By Last Updated: March 7, 2022

A broken crown will definitely put a damper on anybody’s day. These devices are used by dentists to replace cracked or damaged teeth or implants. They act as an enclosure of sorts, completely enveloping the outer layer of the tooth, so as to protect it from further harm.

Cracked Crown Repair

Whether a patient is suffering from chipped teeth or a severe case of decay, the insertion of a crown can quickly remedy and restore the affected tooth to its normal condition. Given the purpose they serve, few people ever think they will have to call their dentist to fix a damaged crown.

When your Crown Cracks, Call the Dentist

Despite being comprised of highly durable materials, these synthetic replacements are not immune to wear and tear, or for that matter, blunt force trauma. It is worth emphasizing the fact that your natural teeth are far stronger than any man-made dental material will ever be.

Thus, since they too can be easily damaged, it should come as no surprise that dentists fix and replace broken crowns on a quite frequent basis. The causes of this can range from biting down on a hard object to certain medical conditions such as teeth clenching and/or grinding. The human jaw has a very powerful bite force, so it doesn’t take much for crowns to crack, especially when the latter is subjected to a high amount of pressure.

Needless to say, a broken crown qualifies as a dental emergency, so the first thing you should do after noticing something is wrong is immediately call your dentist. Aside from potentially being painful, the risk of developing a bacterial infection goes up the longer you wait to have the crown repaired.

If you had a root canal performed prior to having the crown inserted, you also run the risk of having your real tooth cracked, and this may warrant an emergency dental extraction. The severity of the situation cannot be stressed enough, and avoiding the issue can be very harmful to your overall health.

Once your dentist assesses the condition of the crown, he or she will proceed to either fix it or install a new replacement. In the case of the latter, a temporary piece will be used until the permanent one is ready to be inserted.

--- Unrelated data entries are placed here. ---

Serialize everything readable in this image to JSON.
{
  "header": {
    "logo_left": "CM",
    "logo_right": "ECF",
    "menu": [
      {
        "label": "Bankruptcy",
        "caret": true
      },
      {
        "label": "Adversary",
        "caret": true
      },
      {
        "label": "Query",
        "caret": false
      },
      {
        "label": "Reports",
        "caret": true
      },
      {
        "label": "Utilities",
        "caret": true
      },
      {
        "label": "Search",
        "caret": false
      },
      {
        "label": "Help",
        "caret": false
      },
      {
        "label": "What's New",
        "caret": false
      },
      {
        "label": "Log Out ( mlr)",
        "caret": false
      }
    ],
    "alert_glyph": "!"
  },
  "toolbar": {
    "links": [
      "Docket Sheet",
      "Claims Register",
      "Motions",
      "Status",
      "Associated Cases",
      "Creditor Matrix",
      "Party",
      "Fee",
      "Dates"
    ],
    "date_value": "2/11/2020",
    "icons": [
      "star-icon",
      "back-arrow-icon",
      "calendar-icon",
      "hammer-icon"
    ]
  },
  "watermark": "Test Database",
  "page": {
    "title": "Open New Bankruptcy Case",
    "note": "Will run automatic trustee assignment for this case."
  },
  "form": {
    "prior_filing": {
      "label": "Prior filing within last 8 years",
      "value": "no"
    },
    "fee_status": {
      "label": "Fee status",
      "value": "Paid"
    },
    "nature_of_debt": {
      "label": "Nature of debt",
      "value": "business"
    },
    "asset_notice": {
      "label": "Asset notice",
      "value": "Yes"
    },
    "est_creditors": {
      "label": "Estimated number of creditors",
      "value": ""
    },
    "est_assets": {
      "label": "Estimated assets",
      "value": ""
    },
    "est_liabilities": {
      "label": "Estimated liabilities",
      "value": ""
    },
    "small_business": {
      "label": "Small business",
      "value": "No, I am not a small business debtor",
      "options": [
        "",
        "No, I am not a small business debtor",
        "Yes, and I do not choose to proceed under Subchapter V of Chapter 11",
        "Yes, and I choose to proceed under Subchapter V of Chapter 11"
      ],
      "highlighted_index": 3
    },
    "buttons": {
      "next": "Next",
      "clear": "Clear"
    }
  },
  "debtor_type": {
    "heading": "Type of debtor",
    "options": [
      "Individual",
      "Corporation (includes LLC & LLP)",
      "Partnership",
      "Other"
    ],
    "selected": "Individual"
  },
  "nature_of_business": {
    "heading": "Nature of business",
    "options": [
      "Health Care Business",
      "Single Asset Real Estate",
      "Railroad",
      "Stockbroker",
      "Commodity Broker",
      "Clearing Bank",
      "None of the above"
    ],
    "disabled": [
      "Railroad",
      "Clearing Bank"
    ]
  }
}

Cracked crowns are something that most dentists have dealt with first-hand, and something which all dentists are qualified to fix. Contact your local dental office and have your cracked crown fixed as soon as possible!